Pffeww!!

I’m worn out — and I’m out here in the Flyover Country peanut gallery.

Pompeo also happens to one of those intelligence experts who believes the Russians meddled in our 2016 presidential election. He has said so on the record. He joins a distinguished list of officials: the director of national intelligence, the head of the National Security Agency, the president’s national security adviser (who well could be the next one out the door). They’ve all said the same thing: The Russians did it and they all contradict the idiocy spouted by the president, that if Vladimir Putin says he didn’t do it, then that’s good enough.

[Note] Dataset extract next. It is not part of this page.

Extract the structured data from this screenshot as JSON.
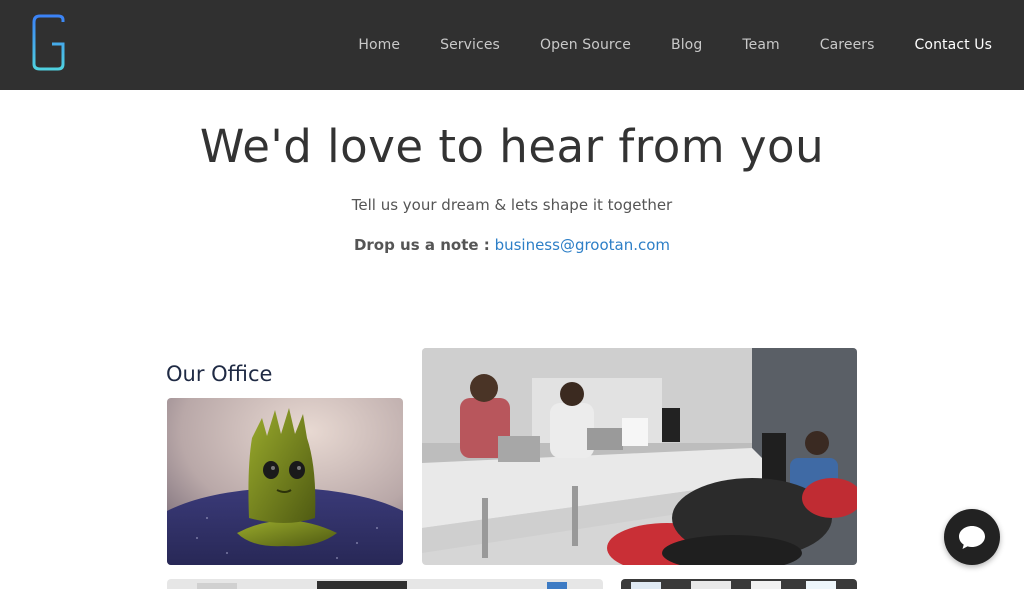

I sincerely hope someone on on the U.S. Senate Foreign Relations Committee, which must vote to confirm Pompeo, asks him directly — once more — whether he still believes the Russians meddled in our election.

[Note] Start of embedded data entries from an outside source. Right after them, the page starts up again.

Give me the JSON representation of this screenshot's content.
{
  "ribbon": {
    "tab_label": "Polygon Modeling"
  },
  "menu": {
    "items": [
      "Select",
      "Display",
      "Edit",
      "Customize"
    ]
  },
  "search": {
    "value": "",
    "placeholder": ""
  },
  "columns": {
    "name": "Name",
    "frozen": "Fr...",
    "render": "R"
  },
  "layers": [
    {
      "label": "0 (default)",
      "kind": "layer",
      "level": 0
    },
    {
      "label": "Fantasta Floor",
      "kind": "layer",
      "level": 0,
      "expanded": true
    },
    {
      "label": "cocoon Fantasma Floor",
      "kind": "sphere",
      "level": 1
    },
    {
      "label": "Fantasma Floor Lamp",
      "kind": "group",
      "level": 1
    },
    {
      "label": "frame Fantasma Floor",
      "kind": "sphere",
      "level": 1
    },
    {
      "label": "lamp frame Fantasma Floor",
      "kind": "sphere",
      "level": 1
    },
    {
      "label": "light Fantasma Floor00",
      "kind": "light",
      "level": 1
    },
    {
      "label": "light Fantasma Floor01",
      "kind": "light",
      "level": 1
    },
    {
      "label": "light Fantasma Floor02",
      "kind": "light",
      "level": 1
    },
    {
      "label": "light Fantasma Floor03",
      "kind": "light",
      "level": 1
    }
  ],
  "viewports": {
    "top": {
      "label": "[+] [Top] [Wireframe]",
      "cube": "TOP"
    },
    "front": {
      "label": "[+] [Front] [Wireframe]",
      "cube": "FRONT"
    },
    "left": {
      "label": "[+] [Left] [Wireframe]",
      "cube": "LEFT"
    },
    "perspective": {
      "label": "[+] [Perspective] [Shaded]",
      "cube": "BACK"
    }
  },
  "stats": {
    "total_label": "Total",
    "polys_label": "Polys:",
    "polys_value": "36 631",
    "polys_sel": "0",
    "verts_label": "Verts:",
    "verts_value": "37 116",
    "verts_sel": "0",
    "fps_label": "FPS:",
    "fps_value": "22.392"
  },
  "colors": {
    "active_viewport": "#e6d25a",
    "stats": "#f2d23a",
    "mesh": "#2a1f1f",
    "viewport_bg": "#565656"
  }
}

And with equal sincerity, I hope the Senate wastes little time in getting Pompeo confirmed. He’s got a full plate waiting for him when he takes over.

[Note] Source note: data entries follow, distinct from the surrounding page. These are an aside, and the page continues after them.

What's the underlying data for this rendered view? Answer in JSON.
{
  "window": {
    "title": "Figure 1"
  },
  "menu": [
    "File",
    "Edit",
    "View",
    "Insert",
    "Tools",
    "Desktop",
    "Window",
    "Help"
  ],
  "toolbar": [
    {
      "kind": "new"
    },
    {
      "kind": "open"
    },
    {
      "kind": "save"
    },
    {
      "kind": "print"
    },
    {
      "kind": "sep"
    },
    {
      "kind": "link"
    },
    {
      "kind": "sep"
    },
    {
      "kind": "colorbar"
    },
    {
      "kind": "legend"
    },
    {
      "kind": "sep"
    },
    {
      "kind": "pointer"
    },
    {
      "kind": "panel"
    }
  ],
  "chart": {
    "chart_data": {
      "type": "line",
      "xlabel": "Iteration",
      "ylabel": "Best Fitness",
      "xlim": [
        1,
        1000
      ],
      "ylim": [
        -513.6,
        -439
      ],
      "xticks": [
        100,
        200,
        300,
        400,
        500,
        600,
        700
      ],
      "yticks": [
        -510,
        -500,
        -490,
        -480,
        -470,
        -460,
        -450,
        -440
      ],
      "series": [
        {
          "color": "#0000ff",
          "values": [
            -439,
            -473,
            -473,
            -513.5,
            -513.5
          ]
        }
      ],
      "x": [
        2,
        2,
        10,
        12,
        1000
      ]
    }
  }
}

I mean — crap! — he’s got to prepare the president for this summit with Kim Jong Un. I’ll also have to hope Donald Trump will listen to what the new guy has to say.

Clock is ticking on Rex T at State

I guess the die was cast when Secretary of State Rex Tillerson called the president of the United States a “f****** moron” and then pointedly refused to deny he said it.

The word is out that the White House is working on an ouster strategy that would send Tillerson packing and would install CIA Director Mike Pompeo as the next top diplomat.

Change is on its way … allegedly

It’s probably good that Tillerson will be replaced. He hasn’t been a particularly effective secretary of state. I mean, the guy seeks to open direct talks with North Korean leaders in connection with their foolish plans to develop a nuclear arsenal and then is told — via Twitter — that the president believes he is “wasting his time.”

The head of the State Department cannot function when he is being undermined so publicly by the president who appointed him to this highly important and sensitive job.

The word, too, has been Trump and Tillerson are not close. They never had met before Trump asked Tillerson to become secretary of state. That’s no surprise, though, given that Trump had virtually zero contact with anyone outside his own circle of business associates.

Would a Secretary Pompeo — a former congressman from Kansas — fare better than Secretary Tillerson? Well, the way I see it, the bar has been set so low with the Trump-Tillerson non-relationship that it cannot possibly be much worse.

Are we clear now? POTUS backs intel agencies

That’s as clear as mud, isn’t it?

Donald John Trump says in one breath that Vladimir Putin is sincere when he says Russia didn’t meddle in our nation’s 2016 presidential election.

In virtually the next breath — actually it was the next day — the president says he backs the U.S. intelligence agencies’ assessment that, yep, the Russians meddled, they interfered, they sought to influence the election outcome.

The question now is this: Which is it, Mr. President? Who do you believe?

This kind of stumble-bum rhetoric is driving many of us utterly bananas.

POTUS back tracks

Trump had been “on script” for most of his 12-day trip to Asia. Then he shook hands with the Russian president; the men met privately for a brief period in Da Nang, Vietnam. Putin told Trump he has been “offended” by assertions that Russia meddled in our election. Trump seemed to side with the bad guy while dismissing the assessments of the good guys, the men and women who work for our intelligence agencies.

For the life of me, I don’t understand — let alone accept — Trump’s belief that Putin can be trusted as far as he can throw him. The man is a former KGB hot shot. He is trained to lie.

Forgive me for quoting former Fox TV commentator Bill O’Reilly, but O’Reilly did assert correctly during an interview with Trump that “Putin is a killer”; Trump responded by saying, essentially, “So are we.”

Good … grief. Dude! Get an ever-lovin’ grip!

Oh, but now he backs U.S. intelligence analysts, who’ve been saying all along that Russian hackers meddled in our election — and they did so on orders from Vladimir Putin. One of them who stands by our analysis of Russian meddling happens to be CIA Director Mike Pompeo, whom Trump appointed.

My head is spinning.